EXERCISE GOAL:
Extract every entry word for word. Skip the pictures.

ENTRIES SHOWN:
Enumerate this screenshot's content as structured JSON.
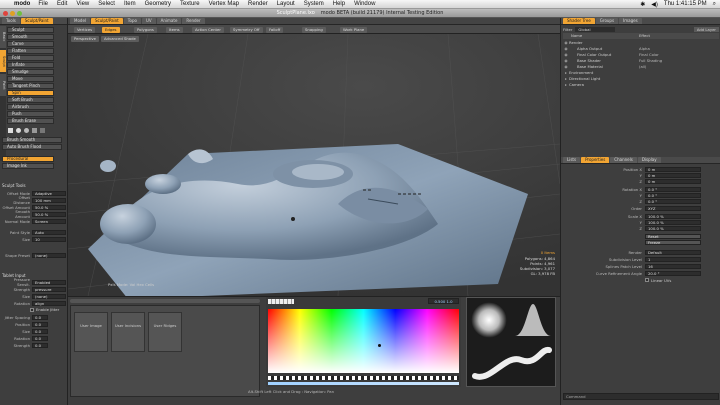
{
  "menubar": {
    "app": "modo",
    "items": [
      "File",
      "Edit",
      "View",
      "Select",
      "Item",
      "Geometry",
      "Texture",
      "Vertex Map",
      "Render",
      "Layout",
      "System",
      "Help",
      "Window"
    ],
    "time": "Thu 1:41:15 PM"
  },
  "window": {
    "file_title": "SculptPlane.lxo",
    "title": "modo BETA (build 21179) Internal Testing Edition"
  },
  "left_tabs": [
    "Tools",
    "Sculpt/Paint"
  ],
  "left_vtabs": [
    "Basic",
    "Sculpt",
    "Paint"
  ],
  "sculpt_tools": [
    "Sculpt",
    "Smooth",
    "Carve",
    "Flatten",
    "Fold",
    "Inflate",
    "Smudge",
    "Move",
    "Tangent Pinch",
    "Spin",
    "Soft Brush",
    "Airbrush",
    "Push",
    "Brush Erase"
  ],
  "selected_tool": "Spin",
  "brush_buttons": [
    "Brush Smooth",
    "Auto Brush Flood"
  ],
  "image_buttons": [
    "Procedural",
    "Image Ink"
  ],
  "tool_props": {
    "header": "Sculpt Tools",
    "rows": [
      {
        "label": "Offset Mode",
        "value": "Adaptive"
      },
      {
        "label": "Offset Distance",
        "value": "100 mm"
      },
      {
        "label": "Offset Amount",
        "value": "50.0 %"
      },
      {
        "label": "Smooth Amount",
        "value": "50.0 %"
      },
      {
        "label": "Normal Mode",
        "value": "Screen"
      },
      {
        "label": "Paint Style",
        "value": "Auto"
      },
      {
        "label": "Size",
        "value": "10"
      },
      {
        "label": "Shape Preset",
        "value": "(none)"
      }
    ],
    "section2": "Tablet Input",
    "rows2": [
      {
        "label": "Pressure Sensit.",
        "value": "Enabled"
      },
      {
        "label": "Strength",
        "value": "pressure"
      },
      {
        "label": "Size",
        "value": "(none)"
      },
      {
        "label": "Rotation",
        "value": "align"
      }
    ],
    "enable_jitter": "Enable Jitter",
    "jitter": [
      {
        "label": "Jitter Spacing",
        "value": "0.0"
      },
      {
        "label": "Position",
        "value": "0.0"
      },
      {
        "label": "Size",
        "value": "0.0"
      },
      {
        "label": "Rotation",
        "value": "0.0"
      },
      {
        "label": "Strength",
        "value": "0.0"
      }
    ]
  },
  "viewport_tabs": [
    "Model",
    "Sculpt/Paint",
    "Topo",
    "UV",
    "Animate",
    "Render"
  ],
  "viewport_toolbar": {
    "buttons": [
      "Vertices",
      "Edges",
      "Polygons",
      "Items",
      "Action Center",
      "Symmetry Off",
      "Falloff",
      "Snapping",
      "Work Plane"
    ],
    "active": "Edges",
    "view_mode": "Perspective",
    "shading": "Advanced Shade"
  },
  "viewport_info": {
    "hud": "Pxls Mode: Vol Hex Cells",
    "stats": [
      "Polygons: 4,864",
      "Points: 4,961",
      "Subdivision: 3,077",
      "GL: 3,978 FB"
    ],
    "selected_label": "0 Items"
  },
  "bottom": {
    "brush_presets": [
      "User Image",
      "User Incisions",
      "User Ridges"
    ],
    "color_value": "0.500 1.0",
    "status": "Alt-Shift Left Click and Drag : Navigation: Pan"
  },
  "right_tabs": [
    "Shader Tree",
    "Groups",
    "Images"
  ],
  "right_toolbar": {
    "filter": "Filter",
    "view": "Global",
    "add": "Add Layer"
  },
  "shader_tree": {
    "headers": [
      "Name",
      "Effect"
    ],
    "rows": [
      {
        "indent": 0,
        "name": "Render",
        "effect": ""
      },
      {
        "indent": 1,
        "name": "Alpha Output",
        "effect": "Alpha"
      },
      {
        "indent": 1,
        "name": "Final Color Output",
        "effect": "Final Color"
      },
      {
        "indent": 1,
        "name": "Base Shader",
        "effect": "Full Shading"
      },
      {
        "indent": 1,
        "name": "Base Material",
        "effect": "(all)"
      },
      {
        "indent": 0,
        "name": "Environment",
        "effect": ""
      },
      {
        "indent": 0,
        "name": "Directional Light",
        "effect": ""
      },
      {
        "indent": 0,
        "name": "Camera",
        "effect": ""
      }
    ]
  },
  "prop_tabs": [
    "Lists",
    "Properties",
    "Channels",
    "Display"
  ],
  "properties": {
    "rows": [
      {
        "label": "Position X",
        "value": "0 m"
      },
      {
        "label": "Y",
        "value": "0 m"
      },
      {
        "label": "Z",
        "value": "0 m"
      },
      {
        "label": "Rotation X",
        "value": "0.0 °"
      },
      {
        "label": "Y",
        "value": "0.0 °"
      },
      {
        "label": "Z",
        "value": "0.0 °"
      },
      {
        "label": "Order",
        "value": "XYZ"
      },
      {
        "label": "Scale X",
        "value": "100.0 %"
      },
      {
        "label": "Y",
        "value": "100.0 %"
      },
      {
        "label": "Z",
        "value": "100.0 %"
      },
      {
        "label": "",
        "value": "Reset"
      },
      {
        "label": "",
        "value": "Freeze"
      },
      {
        "label": "Render",
        "value": "Default"
      },
      {
        "label": "Subdivision Level",
        "value": "1"
      },
      {
        "label": "Splines Patch Level",
        "value": "16"
      },
      {
        "label": "Curve Refinement Angle",
        "value": "20.0 °"
      },
      {
        "label": "",
        "value": "Linear UVs"
      }
    ]
  },
  "command": "Command"
}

REPLY TO THE TASK:
Enumerate this screenshot's content as structured JSON.
{
  "menubar": {
    "app": "modo",
    "items": [
      "File",
      "Edit",
      "View",
      "Select",
      "Item",
      "Geometry",
      "Texture",
      "Vertex Map",
      "Render",
      "Layout",
      "System",
      "Help",
      "Window"
    ],
    "time": "Thu 1:41:15 PM"
  },
  "window": {
    "file_title": "SculptPlane.lxo",
    "title": "modo BETA (build 21179) Internal Testing Edition"
  },
  "left_tabs": [
    "Tools",
    "Sculpt/Paint"
  ],
  "left_vtabs": [
    "Basic",
    "Sculpt",
    "Paint"
  ],
  "sculpt_tools": [
    "Sculpt",
    "Smooth",
    "Carve",
    "Flatten",
    "Fold",
    "Inflate",
    "Smudge",
    "Move",
    "Tangent Pinch",
    "Spin",
    "Soft Brush",
    "Airbrush",
    "Push",
    "Brush Erase"
  ],
  "selected_tool": "Spin",
  "brush_buttons": [
    "Brush Smooth",
    "Auto Brush Flood"
  ],
  "image_buttons": [
    "Procedural",
    "Image Ink"
  ],
  "tool_props": {
    "header": "Sculpt Tools",
    "rows": [
      {
        "label": "Offset Mode",
        "value": "Adaptive"
      },
      {
        "label": "Offset Distance",
        "value": "100 mm"
      },
      {
        "label": "Offset Amount",
        "value": "50.0 %"
      },
      {
        "label": "Smooth Amount",
        "value": "50.0 %"
      },
      {
        "label": "Normal Mode",
        "value": "Screen"
      },
      {
        "label": "Paint Style",
        "value": "Auto"
      },
      {
        "label": "Size",
        "value": "10"
      },
      {
        "label": "Shape Preset",
        "value": "(none)"
      }
    ],
    "section2": "Tablet Input",
    "rows2": [
      {
        "label": "Pressure Sensit.",
        "value": "Enabled"
      },
      {
        "label": "Strength",
        "value": "pressure"
      },
      {
        "label": "Size",
        "value": "(none)"
      },
      {
        "label": "Rotation",
        "value": "align"
      }
    ],
    "enable_jitter": "Enable Jitter",
    "jitter": [
      {
        "label": "Jitter Spacing",
        "value": "0.0"
      },
      {
        "label": "Position",
        "value": "0.0"
      },
      {
        "label": "Size",
        "value": "0.0"
      },
      {
        "label": "Rotation",
        "value": "0.0"
      },
      {
        "label": "Strength",
        "value": "0.0"
      }
    ]
  },
  "viewport_tabs": [
    "Model",
    "Sculpt/Paint",
    "Topo",
    "UV",
    "Animate",
    "Render"
  ],
  "viewport_toolbar": {
    "buttons": [
      "Vertices",
      "Edges",
      "Polygons",
      "Items",
      "Action Center",
      "Symmetry Off",
      "Falloff",
      "Snapping",
      "Work Plane"
    ],
    "active": "Edges",
    "view_mode": "Perspective",
    "shading": "Advanced Shade"
  },
  "viewport_info": {
    "hud": "Pxls Mode: Vol Hex Cells",
    "stats": [
      "Polygons: 4,864",
      "Points: 4,961",
      "Subdivision: 3,077",
      "GL: 3,978 FB"
    ],
    "selected_label": "0 Items"
  },
  "bottom": {
    "brush_presets": [
      "User Image",
      "User Incisions",
      "User Ridges"
    ],
    "color_value": "0.500 1.0",
    "status": "Alt-Shift Left Click and Drag : Navigation: Pan"
  },
  "right_tabs": [
    "Shader Tree",
    "Groups",
    "Images"
  ],
  "right_toolbar": {
    "filter": "Filter",
    "view": "Global",
    "add": "Add Layer"
  },
  "shader_tree": {
    "headers": [
      "Name",
      "Effect"
    ],
    "rows": [
      {
        "indent": 0,
        "name": "Render",
        "effect": ""
      },
      {
        "indent": 1,
        "name": "Alpha Output",
        "effect": "Alpha"
      },
      {
        "indent": 1,
        "name": "Final Color Output",
        "effect": "Final Color"
      },
      {
        "indent": 1,
        "name": "Base Shader",
        "effect": "Full Shading"
      },
      {
        "indent": 1,
        "name": "Base Material",
        "effect": "(all)"
      },
      {
        "indent": 0,
        "name": "Environment",
        "effect": ""
      },
      {
        "indent": 0,
        "name": "Directional Light",
        "effect": ""
      },
      {
        "indent": 0,
        "name": "Camera",
        "effect": ""
      }
    ]
  },
  "prop_tabs": [
    "Lists",
    "Properties",
    "Channels",
    "Display"
  ],
  "properties": {
    "rows": [
      {
        "label": "Position X",
        "value": "0 m"
      },
      {
        "label": "Y",
        "value": "0 m"
      },
      {
        "label": "Z",
        "value": "0 m"
      },
      {
        "label": "Rotation X",
        "value": "0.0 °"
      },
      {
        "label": "Y",
        "value": "0.0 °"
      },
      {
        "label": "Z",
        "value": "0.0 °"
      },
      {
        "label": "Order",
        "value": "XYZ"
      },
      {
        "label": "Scale X",
        "value": "100.0 %"
      },
      {
        "label": "Y",
        "value": "100.0 %"
      },
      {
        "label": "Z",
        "value": "100.0 %"
      },
      {
        "label": "",
        "value": "Reset"
      },
      {
        "label": "",
        "value": "Freeze"
      },
      {
        "label": "Render",
        "value": "Default"
      },
      {
        "label": "Subdivision Level",
        "value": "1"
      },
      {
        "label": "Splines Patch Level",
        "value": "16"
      },
      {
        "label": "Curve Refinement Angle",
        "value": "20.0 °"
      },
      {
        "label": "",
        "value": "Linear UVs"
      }
    ]
  },
  "command": "Command"
}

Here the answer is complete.